Repeat each entry verbatim.
=== Section Start ===
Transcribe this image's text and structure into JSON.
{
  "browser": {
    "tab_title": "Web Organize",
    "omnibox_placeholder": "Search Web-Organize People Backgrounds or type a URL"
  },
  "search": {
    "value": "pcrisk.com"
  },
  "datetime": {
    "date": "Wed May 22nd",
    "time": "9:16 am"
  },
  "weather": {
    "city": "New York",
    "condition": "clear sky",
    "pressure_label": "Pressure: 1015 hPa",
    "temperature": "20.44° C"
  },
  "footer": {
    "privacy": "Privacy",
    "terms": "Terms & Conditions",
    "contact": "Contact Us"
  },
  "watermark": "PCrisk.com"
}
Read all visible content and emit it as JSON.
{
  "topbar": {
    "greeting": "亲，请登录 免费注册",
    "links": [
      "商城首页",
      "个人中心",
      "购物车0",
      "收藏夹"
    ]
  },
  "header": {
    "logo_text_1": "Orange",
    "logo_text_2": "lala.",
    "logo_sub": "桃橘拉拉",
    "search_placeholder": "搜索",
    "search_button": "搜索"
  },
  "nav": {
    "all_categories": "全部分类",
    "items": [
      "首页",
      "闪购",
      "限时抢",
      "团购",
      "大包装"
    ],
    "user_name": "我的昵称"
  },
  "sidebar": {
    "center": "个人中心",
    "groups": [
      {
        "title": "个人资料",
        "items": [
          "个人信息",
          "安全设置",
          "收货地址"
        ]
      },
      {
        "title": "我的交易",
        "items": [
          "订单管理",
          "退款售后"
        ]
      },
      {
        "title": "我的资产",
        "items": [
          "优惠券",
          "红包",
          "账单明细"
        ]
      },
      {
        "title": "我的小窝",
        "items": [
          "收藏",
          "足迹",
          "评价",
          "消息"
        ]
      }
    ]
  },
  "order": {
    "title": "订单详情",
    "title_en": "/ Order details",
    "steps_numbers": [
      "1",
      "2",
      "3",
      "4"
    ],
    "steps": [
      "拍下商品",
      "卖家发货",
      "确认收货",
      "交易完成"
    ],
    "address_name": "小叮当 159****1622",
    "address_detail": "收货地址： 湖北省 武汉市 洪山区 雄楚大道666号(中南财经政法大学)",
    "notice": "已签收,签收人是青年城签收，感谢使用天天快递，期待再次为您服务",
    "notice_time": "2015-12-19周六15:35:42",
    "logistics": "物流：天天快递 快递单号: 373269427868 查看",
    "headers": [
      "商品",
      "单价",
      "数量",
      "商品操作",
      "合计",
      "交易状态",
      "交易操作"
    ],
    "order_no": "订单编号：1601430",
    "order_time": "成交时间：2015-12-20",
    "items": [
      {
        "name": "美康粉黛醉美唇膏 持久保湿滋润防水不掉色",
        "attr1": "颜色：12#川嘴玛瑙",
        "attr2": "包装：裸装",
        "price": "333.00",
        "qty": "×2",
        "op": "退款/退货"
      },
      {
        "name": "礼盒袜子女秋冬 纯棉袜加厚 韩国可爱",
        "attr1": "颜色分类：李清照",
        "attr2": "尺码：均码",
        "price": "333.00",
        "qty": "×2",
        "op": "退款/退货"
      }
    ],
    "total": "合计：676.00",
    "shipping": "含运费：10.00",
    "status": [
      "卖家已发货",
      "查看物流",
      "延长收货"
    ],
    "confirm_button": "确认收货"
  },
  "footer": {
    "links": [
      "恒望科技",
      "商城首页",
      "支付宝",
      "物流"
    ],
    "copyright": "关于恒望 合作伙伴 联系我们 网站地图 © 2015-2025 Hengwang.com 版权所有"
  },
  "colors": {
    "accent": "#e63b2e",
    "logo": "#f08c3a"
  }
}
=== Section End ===
**Response for this exercise**
Transcribe this image's text and structure into JSON.
{
  "browser": {
    "tab_title": "Web Organize",
    "omnibox_placeholder": "Search Web-Organize People Backgrounds or type a URL"
  },
  "search": {
    "value": "pcrisk.com"
  },
  "datetime": {
    "date": "Wed May 22nd",
    "time": "9:16 am"
  },
  "weather": {
    "city": "New York",
    "condition": "clear sky",
    "pressure_label": "Pressure: 1015 hPa",
    "temperature": "20.44° C"
  },
  "footer": {
    "privacy": "Privacy",
    "terms": "Terms & Conditions",
    "contact": "Contact Us"
  },
  "watermark": "PCrisk.com"
}
Read all visible content and emit it as JSON.
{
  "topbar": {
    "greeting": "亲，请登录 免费注册",
    "links": [
      "商城首页",
      "个人中心",
      "购物车0",
      "收藏夹"
    ]
  },
  "header": {
    "logo_text_1": "Orange",
    "logo_text_2": "lala.",
    "logo_sub": "桃橘拉拉",
    "search_placeholder": "搜索",
    "search_button": "搜索"
  },
  "nav": {
    "all_categories": "全部分类",
    "items": [
      "首页",
      "闪购",
      "限时抢",
      "团购",
      "大包装"
    ],
    "user_name": "我的昵称"
  },
  "sidebar": {
    "center": "个人中心",
    "groups": [
      {
        "title": "个人资料",
        "items": [
          "个人信息",
          "安全设置",
          "收货地址"
        ]
      },
      {
        "title": "我的交易",
        "items": [
          "订单管理",
          "退款售后"
        ]
      },
      {
        "title": "我的资产",
        "items": [
          "优惠券",
          "红包",
          "账单明细"
        ]
      },
      {
        "title": "我的小窝",
        "items": [
          "收藏",
          "足迹",
          "评价",
          "消息"
        ]
      }
    ]
  },
  "order": {
    "title": "订单详情",
    "title_en": "/ Order details",
    "steps_numbers": [
      "1",
      "2",
      "3",
      "4"
    ],
    "steps": [
      "拍下商品",
      "卖家发货",
      "确认收货",
      "交易完成"
    ],
    "address_name": "小叮当 159****1622",
    "address_detail": "收货地址： 湖北省 武汉市 洪山区 雄楚大道666号(中南财经政法大学)",
    "notice": "已签收,签收人是青年城签收，感谢使用天天快递，期待再次为您服务",
    "notice_time": "2015-12-19周六15:35:42",
    "logistics": "物流：天天快递 快递单号: 373269427868 查看",
    "headers": [
      "商品",
      "单价",
      "数量",
      "商品操作",
      "合计",
      "交易状态",
      "交易操作"
    ],
    "order_no": "订单编号：1601430",
    "order_time": "成交时间：2015-12-20",
    "items": [
      {
        "name": "美康粉黛醉美唇膏 持久保湿滋润防水不掉色",
        "attr1": "颜色：12#川嘴玛瑙",
        "attr2": "包装：裸装",
        "price": "333.00",
        "qty": "×2",
        "op": "退款/退货"
      },
      {
        "name": "礼盒袜子女秋冬 纯棉袜加厚 韩国可爱",
        "attr1": "颜色分类：李清照",
        "attr2": "尺码：均码",
        "price": "333.00",
        "qty": "×2",
        "op": "退款/退货"
      }
    ],
    "total": "合计：676.00",
    "shipping": "含运费：10.00",
    "status": [
      "卖家已发货",
      "查看物流",
      "延长收货"
    ],
    "confirm_button": "确认收货"
  },
  "footer": {
    "links": [
      "恒望科技",
      "商城首页",
      "支付宝",
      "物流"
    ],
    "copyright": "关于恒望 合作伙伴 联系我们 网站地图 © 2015-2025 Hengwang.com 版权所有"
  },
  "colors": {
    "accent": "#e63b2e",
    "logo": "#f08c3a"
  }
}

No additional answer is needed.